Exercise data.
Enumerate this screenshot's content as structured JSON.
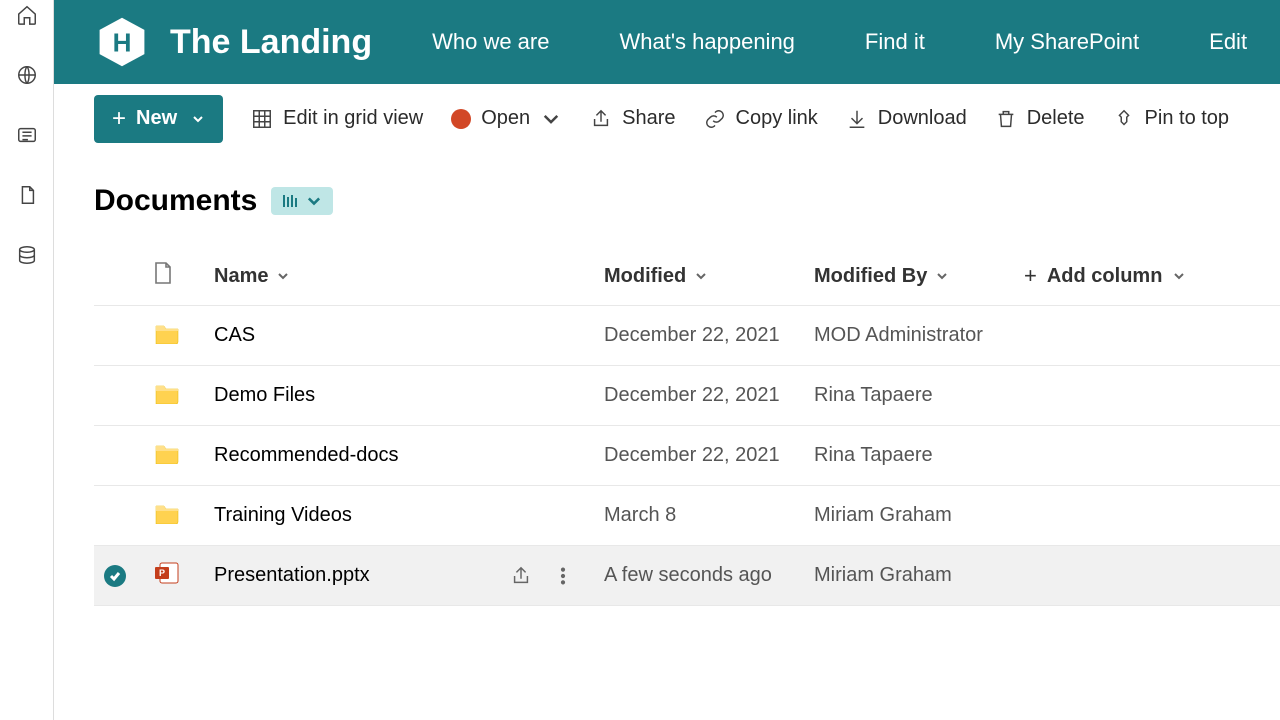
{
  "site": {
    "title": "The Landing"
  },
  "nav": [
    "Who we are",
    "What's happening",
    "Find it",
    "My SharePoint",
    "Edit"
  ],
  "commands": {
    "new": "New",
    "editgrid": "Edit in grid view",
    "open": "Open",
    "share": "Share",
    "copylink": "Copy link",
    "download": "Download",
    "delete": "Delete",
    "pin": "Pin to top"
  },
  "library": {
    "title": "Documents"
  },
  "columns": {
    "name": "Name",
    "modified": "Modified",
    "modifiedBy": "Modified By",
    "add": "Add column"
  },
  "rows": [
    {
      "type": "folder",
      "name": "CAS",
      "modified": "December 22, 2021",
      "by": "MOD Administrator",
      "selected": false
    },
    {
      "type": "folder",
      "name": "Demo Files",
      "modified": "December 22, 2021",
      "by": "Rina Tapaere",
      "selected": false
    },
    {
      "type": "folder",
      "name": "Recommended-docs",
      "modified": "December 22, 2021",
      "by": "Rina Tapaere",
      "selected": false
    },
    {
      "type": "folder",
      "name": "Training Videos",
      "modified": "March 8",
      "by": "Miriam Graham",
      "selected": false
    },
    {
      "type": "pptx",
      "name": "Presentation.pptx",
      "modified": "A few seconds ago",
      "by": "Miriam Graham",
      "selected": true
    }
  ]
}
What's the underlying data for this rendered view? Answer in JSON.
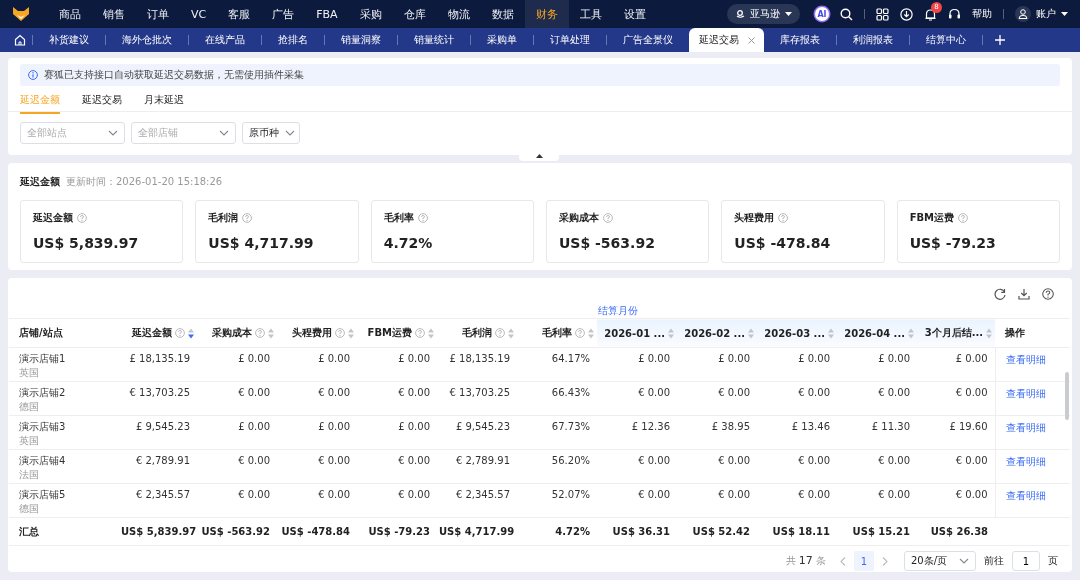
{
  "top_nav": {
    "items": [
      {
        "label": "商品",
        "selected": false
      },
      {
        "label": "销售",
        "selected": false
      },
      {
        "label": "订单",
        "selected": false
      },
      {
        "label": "VC",
        "selected": false
      },
      {
        "label": "客服",
        "selected": false
      },
      {
        "label": "广告",
        "selected": false
      },
      {
        "label": "FBA",
        "selected": false
      },
      {
        "label": "采购",
        "selected": false
      },
      {
        "label": "仓库",
        "selected": false
      },
      {
        "label": "物流",
        "selected": false
      },
      {
        "label": "数据",
        "selected": false
      },
      {
        "label": "财务",
        "selected": true
      },
      {
        "label": "工具",
        "selected": false
      },
      {
        "label": "设置",
        "selected": false
      }
    ],
    "platform": "亚马逊",
    "ai": "AI",
    "notifications": "8",
    "help": "帮助",
    "account": "账户"
  },
  "page_tabs": [
    {
      "label": "补货建议",
      "selected": false
    },
    {
      "label": "海外仓批次",
      "selected": false
    },
    {
      "label": "在线产品",
      "selected": false
    },
    {
      "label": "抢排名",
      "selected": false
    },
    {
      "label": "销量洞察",
      "selected": false
    },
    {
      "label": "销量统计",
      "selected": false
    },
    {
      "label": "采购单",
      "selected": false
    },
    {
      "label": "订单处理",
      "selected": false
    },
    {
      "label": "广告全景仪",
      "selected": false
    },
    {
      "label": "延迟交易",
      "selected": true
    },
    {
      "label": "库存报表",
      "selected": false
    },
    {
      "label": "利润报表",
      "selected": false
    },
    {
      "label": "结算中心",
      "selected": false
    }
  ],
  "notice": "赛狐已支持接口自动获取延迟交易数据，无需使用插件采集",
  "sub_tabs": [
    {
      "label": "延迟金额",
      "selected": true
    },
    {
      "label": "延迟交易",
      "selected": false
    },
    {
      "label": "月末延迟",
      "selected": false
    }
  ],
  "filters": [
    {
      "placeholder": "全部站点"
    },
    {
      "placeholder": "全部店铺"
    },
    {
      "value": "原币种"
    }
  ],
  "summary": {
    "title": "延迟金额",
    "updated": "更新时间：2026-01-20 15:18:26",
    "cards": [
      {
        "label": "延迟金额",
        "value": "US$ 5,839.97"
      },
      {
        "label": "毛利润",
        "value": "US$ 4,717.99"
      },
      {
        "label": "毛利率",
        "value": "4.72%"
      },
      {
        "label": "采购成本",
        "value": "US$ -563.92"
      },
      {
        "label": "头程费用",
        "value": "US$ -478.84"
      },
      {
        "label": "FBM运费",
        "value": "US$ -79.23"
      }
    ]
  },
  "table": {
    "group_header": "结算月份",
    "columns": [
      {
        "label": "店铺/站点",
        "help": false,
        "group": false
      },
      {
        "label": "延迟金额",
        "help": true,
        "sort_descending": true,
        "group": false
      },
      {
        "label": "采购成本",
        "help": true,
        "sort_descending": false,
        "group": false
      },
      {
        "label": "头程费用",
        "help": true,
        "sort_descending": false,
        "group": false
      },
      {
        "label": "FBM运费",
        "help": true,
        "sort_descending": false,
        "group": false
      },
      {
        "label": "毛利润",
        "help": true,
        "sort_descending": false,
        "group": false
      },
      {
        "label": "毛利率",
        "help": true,
        "sort_descending": false,
        "group": false
      },
      {
        "label": "2026-01 ...",
        "help": false,
        "sort_descending": false,
        "group": true
      },
      {
        "label": "2026-02 ...",
        "help": false,
        "sort_descending": false,
        "group": true
      },
      {
        "label": "2026-03 ...",
        "help": false,
        "sort_descending": false,
        "group": true
      },
      {
        "label": "2026-04 ...",
        "help": false,
        "sort_descending": false,
        "group": true
      },
      {
        "label": "3个月后结...",
        "help": false,
        "sort_descending": false,
        "group": true
      },
      {
        "label": "操作",
        "help": false,
        "group": false
      }
    ],
    "rows": [
      {
        "cells": [
          {
            "store": "演示店铺1",
            "site": "英国"
          },
          "£ 18,135.19",
          "£ 0.00",
          "£ 0.00",
          "£ 0.00",
          "£ 18,135.19",
          "64.17%",
          "£ 0.00",
          "£ 0.00",
          "£ 0.00",
          "£ 0.00",
          "£ 0.00",
          "查看明细"
        ]
      },
      {
        "cells": [
          {
            "store": "演示店铺2",
            "site": "德国"
          },
          "€ 13,703.25",
          "€ 0.00",
          "€ 0.00",
          "€ 0.00",
          "€ 13,703.25",
          "66.43%",
          "€ 0.00",
          "€ 0.00",
          "€ 0.00",
          "€ 0.00",
          "€ 0.00",
          "查看明细"
        ]
      },
      {
        "cells": [
          {
            "store": "演示店铺3",
            "site": "英国"
          },
          "£ 9,545.23",
          "£ 0.00",
          "£ 0.00",
          "£ 0.00",
          "£ 9,545.23",
          "67.73%",
          "£ 12.36",
          "£ 38.95",
          "£ 13.46",
          "£ 11.30",
          "£ 19.60",
          "查看明细"
        ]
      },
      {
        "cells": [
          {
            "store": "演示店铺4",
            "site": "法国"
          },
          "€ 2,789.91",
          "€ 0.00",
          "€ 0.00",
          "€ 0.00",
          "€ 2,789.91",
          "56.20%",
          "€ 0.00",
          "€ 0.00",
          "€ 0.00",
          "€ 0.00",
          "€ 0.00",
          "查看明细"
        ]
      },
      {
        "cells": [
          {
            "store": "演示店铺5",
            "site": "德国"
          },
          "€ 2,345.57",
          "€ 0.00",
          "€ 0.00",
          "€ 0.00",
          "€ 2,345.57",
          "52.07%",
          "€ 0.00",
          "€ 0.00",
          "€ 0.00",
          "€ 0.00",
          "€ 0.00",
          "查看明细"
        ]
      },
      {
        "kind": "total",
        "cells": [
          "汇总",
          "US$ 5,839.97",
          "US$ -563.92",
          "US$ -478.84",
          "US$ -79.23",
          "US$ 4,717.99",
          "4.72%",
          "US$ 36.31",
          "US$ 52.42",
          "US$ 18.11",
          "US$ 15.21",
          "US$ 26.38"
        ]
      }
    ]
  },
  "pagination": {
    "total": "共 **17** 条",
    "pages": [
      {
        "label": "1",
        "selected": true
      }
    ],
    "page_size": "20条/页",
    "goto_label": "前往",
    "goto_value": "1",
    "page_unit": "页"
  }
}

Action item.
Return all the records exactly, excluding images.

Task result.
Enumerate this screenshot's content as structured JSON.
{
  "site": {
    "title": "The Landing"
  },
  "nav": [
    "Who we are",
    "What's happening",
    "Find it",
    "My SharePoint",
    "Edit"
  ],
  "commands": {
    "new": "New",
    "editgrid": "Edit in grid view",
    "open": "Open",
    "share": "Share",
    "copylink": "Copy link",
    "download": "Download",
    "delete": "Delete",
    "pin": "Pin to top"
  },
  "library": {
    "title": "Documents"
  },
  "columns": {
    "name": "Name",
    "modified": "Modified",
    "modifiedBy": "Modified By",
    "add": "Add column"
  },
  "rows": [
    {
      "type": "folder",
      "name": "CAS",
      "modified": "December 22, 2021",
      "by": "MOD Administrator",
      "selected": false
    },
    {
      "type": "folder",
      "name": "Demo Files",
      "modified": "December 22, 2021",
      "by": "Rina Tapaere",
      "selected": false
    },
    {
      "type": "folder",
      "name": "Recommended-docs",
      "modified": "December 22, 2021",
      "by": "Rina Tapaere",
      "selected": false
    },
    {
      "type": "folder",
      "name": "Training Videos",
      "modified": "March 8",
      "by": "Miriam Graham",
      "selected": false
    },
    {
      "type": "pptx",
      "name": "Presentation.pptx",
      "modified": "A few seconds ago",
      "by": "Miriam Graham",
      "selected": true
    }
  ]
}
What's the underlying data for this rendered view? Answer in JSON.
{
  "top_nav": {
    "items": [
      {
        "label": "商品",
        "selected": false
      },
      {
        "label": "销售",
        "selected": false
      },
      {
        "label": "订单",
        "selected": false
      },
      {
        "label": "VC",
        "selected": false
      },
      {
        "label": "客服",
        "selected": false
      },
      {
        "label": "广告",
        "selected": false
      },
      {
        "label": "FBA",
        "selected": false
      },
      {
        "label": "采购",
        "selected": false
      },
      {
        "label": "仓库",
        "selected": false
      },
      {
        "label": "物流",
        "selected": false
      },
      {
        "label": "数据",
        "selected": false
      },
      {
        "label": "财务",
        "selected": true
      },
      {
        "label": "工具",
        "selected": false
      },
      {
        "label": "设置",
        "selected": false
      }
    ],
    "platform": "亚马逊",
    "ai": "AI",
    "notifications": "8",
    "help": "帮助",
    "account": "账户"
  },
  "page_tabs": [
    {
      "label": "补货建议",
      "selected": false
    },
    {
      "label": "海外仓批次",
      "selected": false
    },
    {
      "label": "在线产品",
      "selected": false
    },
    {
      "label": "抢排名",
      "selected": false
    },
    {
      "label": "销量洞察",
      "selected": false
    },
    {
      "label": "销量统计",
      "selected": false
    },
    {
      "label": "采购单",
      "selected": false
    },
    {
      "label": "订单处理",
      "selected": false
    },
    {
      "label": "广告全景仪",
      "selected": false
    },
    {
      "label": "延迟交易",
      "selected": true
    },
    {
      "label": "库存报表",
      "selected": false
    },
    {
      "label": "利润报表",
      "selected": false
    },
    {
      "label": "结算中心",
      "selected": false
    }
  ],
  "notice": "赛狐已支持接口自动获取延迟交易数据，无需使用插件采集",
  "sub_tabs": [
    {
      "label": "延迟金额",
      "selected": true
    },
    {
      "label": "延迟交易",
      "selected": false
    },
    {
      "label": "月末延迟",
      "selected": false
    }
  ],
  "filters": [
    {
      "placeholder": "全部站点"
    },
    {
      "placeholder": "全部店铺"
    },
    {
      "value": "原币种"
    }
  ],
  "summary": {
    "title": "延迟金额",
    "updated": "更新时间：2026-01-20 15:18:26",
    "cards": [
      {
        "label": "延迟金额",
        "value": "US$ 5,839.97"
      },
      {
        "label": "毛利润",
        "value": "US$ 4,717.99"
      },
      {
        "label": "毛利率",
        "value": "4.72%"
      },
      {
        "label": "采购成本",
        "value": "US$ -563.92"
      },
      {
        "label": "头程费用",
        "value": "US$ -478.84"
      },
      {
        "label": "FBM运费",
        "value": "US$ -79.23"
      }
    ]
  },
  "table": {
    "group_header": "结算月份",
    "columns": [
      {
        "label": "店铺/站点",
        "help": false,
        "group": false
      },
      {
        "label": "延迟金额",
        "help": true,
        "sort_descending": true,
        "group": false
      },
      {
        "label": "采购成本",
        "help": true,
        "sort_descending": false,
        "group": false
      },
      {
        "label": "头程费用",
        "help": true,
        "sort_descending": false,
        "group": false
      },
      {
        "label": "FBM运费",
        "help": true,
        "sort_descending": false,
        "group": false
      },
      {
        "label": "毛利润",
        "help": true,
        "sort_descending": false,
        "group": false
      },
      {
        "label": "毛利率",
        "help": true,
        "sort_descending": false,
        "group": false
      },
      {
        "label": "2026-01 ...",
        "help": false,
        "sort_descending": false,
        "group": true
      },
      {
        "label": "2026-02 ...",
        "help": false,
        "sort_descending": false,
        "group": true
      },
      {
        "label": "2026-03 ...",
        "help": false,
        "sort_descending": false,
        "group": true
      },
      {
        "label": "2026-04 ...",
        "help": false,
        "sort_descending": false,
        "group": true
      },
      {
        "label": "3个月后结...",
        "help": false,
        "sort_descending": false,
        "group": true
      },
      {
        "label": "操作",
        "help": false,
        "group": false
      }
    ],
    "rows": [
      {
        "cells": [
          {
            "store": "演示店铺1",
            "site": "英国"
          },
          "£ 18,135.19",
          "£ 0.00",
          "£ 0.00",
          "£ 0.00",
          "£ 18,135.19",
          "64.17%",
          "£ 0.00",
          "£ 0.00",
          "£ 0.00",
          "£ 0.00",
          "£ 0.00",
          "查看明细"
        ]
      },
      {
        "cells": [
          {
            "store": "演示店铺2",
            "site": "德国"
          },
          "€ 13,703.25",
          "€ 0.00",
          "€ 0.00",
          "€ 0.00",
          "€ 13,703.25",
          "66.43%",
          "€ 0.00",
          "€ 0.00",
          "€ 0.00",
          "€ 0.00",
          "€ 0.00",
          "查看明细"
        ]
      },
      {
        "cells": [
          {
            "store": "演示店铺3",
            "site": "英国"
          },
          "£ 9,545.23",
          "£ 0.00",
          "£ 0.00",
          "£ 0.00",
          "£ 9,545.23",
          "67.73%",
          "£ 12.36",
          "£ 38.95",
          "£ 13.46",
          "£ 11.30",
          "£ 19.60",
          "查看明细"
        ]
      },
      {
        "cells": [
          {
            "store": "演示店铺4",
            "site": "法国"
          },
          "€ 2,789.91",
          "€ 0.00",
          "€ 0.00",
          "€ 0.00",
          "€ 2,789.91",
          "56.20%",
          "€ 0.00",
          "€ 0.00",
          "€ 0.00",
          "€ 0.00",
          "€ 0.00",
          "查看明细"
        ]
      },
      {
        "cells": [
          {
            "store": "演示店铺5",
            "site": "德国"
          },
          "€ 2,345.57",
          "€ 0.00",
          "€ 0.00",
          "€ 0.00",
          "€ 2,345.57",
          "52.07%",
          "€ 0.00",
          "€ 0.00",
          "€ 0.00",
          "€ 0.00",
          "€ 0.00",
          "查看明细"
        ]
      },
      {
        "kind": "total",
        "cells": [
          "汇总",
          "US$ 5,839.97",
          "US$ -563.92",
          "US$ -478.84",
          "US$ -79.23",
          "US$ 4,717.99",
          "4.72%",
          "US$ 36.31",
          "US$ 52.42",
          "US$ 18.11",
          "US$ 15.21",
          "US$ 26.38"
        ]
      }
    ]
  },
  "pagination": {
    "total": "共 **17** 条",
    "pages": [
      {
        "label": "1",
        "selected": true
      }
    ],
    "page_size": "20条/页",
    "goto_label": "前往",
    "goto_value": "1",
    "page_unit": "页"
  }
}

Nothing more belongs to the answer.